About this exercise: Those lines of the data that hold the word "text" are to be copied out.

'''

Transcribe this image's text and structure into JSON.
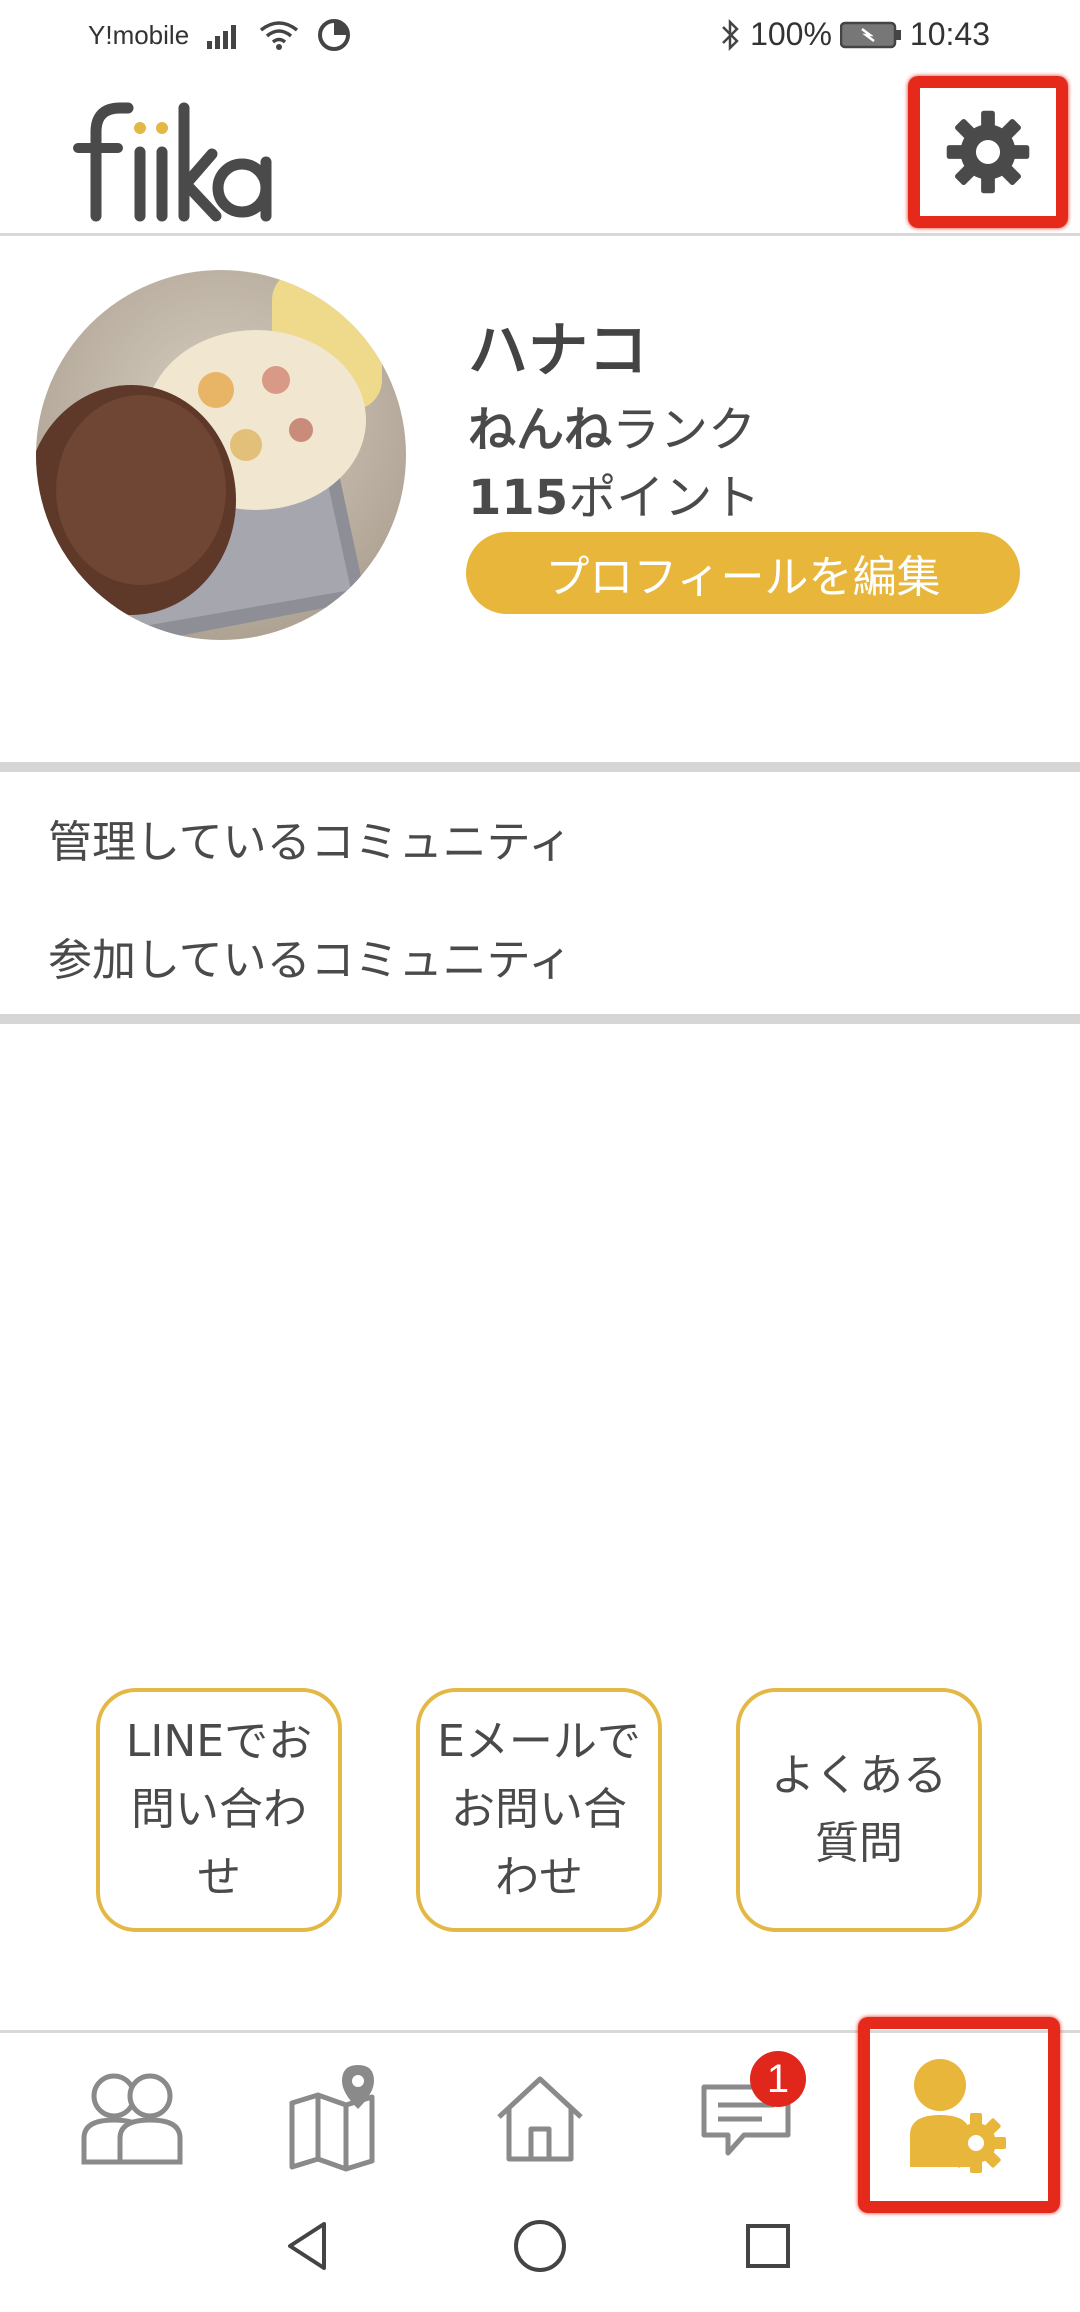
{
  "status_bar": {
    "carrier": "Y!mobile",
    "battery": "100%",
    "time": "10:43"
  },
  "header": {
    "logo": "fiika",
    "settings_icon": "gear-icon"
  },
  "profile": {
    "name": "ハナコ",
    "rank_bold": "ねんね",
    "rank_suffix": "ランク",
    "points_bold": "115",
    "points_suffix": "ポイント",
    "edit_label": "プロフィールを編集"
  },
  "menu": {
    "managed": "管理しているコミュニティ",
    "joined": "参加しているコミュニティ"
  },
  "contact": {
    "line": "LINEでお問い合わせ",
    "email": "Eメールでお問い合わせ",
    "faq": "よくある質問"
  },
  "bottom_nav": {
    "items": [
      {
        "icon": "community-icon"
      },
      {
        "icon": "map-icon"
      },
      {
        "icon": "home-icon"
      },
      {
        "icon": "chat-icon",
        "badge": "1"
      },
      {
        "icon": "mypage-settings-icon"
      }
    ]
  },
  "colors": {
    "accent": "#e7b63a",
    "badge": "#e1261c",
    "highlight": "#e5291a",
    "text": "#4a4a4a"
  }
}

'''

Solution to the exercise:
Transcribe this image's text and structure into JSON.
    "text": "#4a4a4a"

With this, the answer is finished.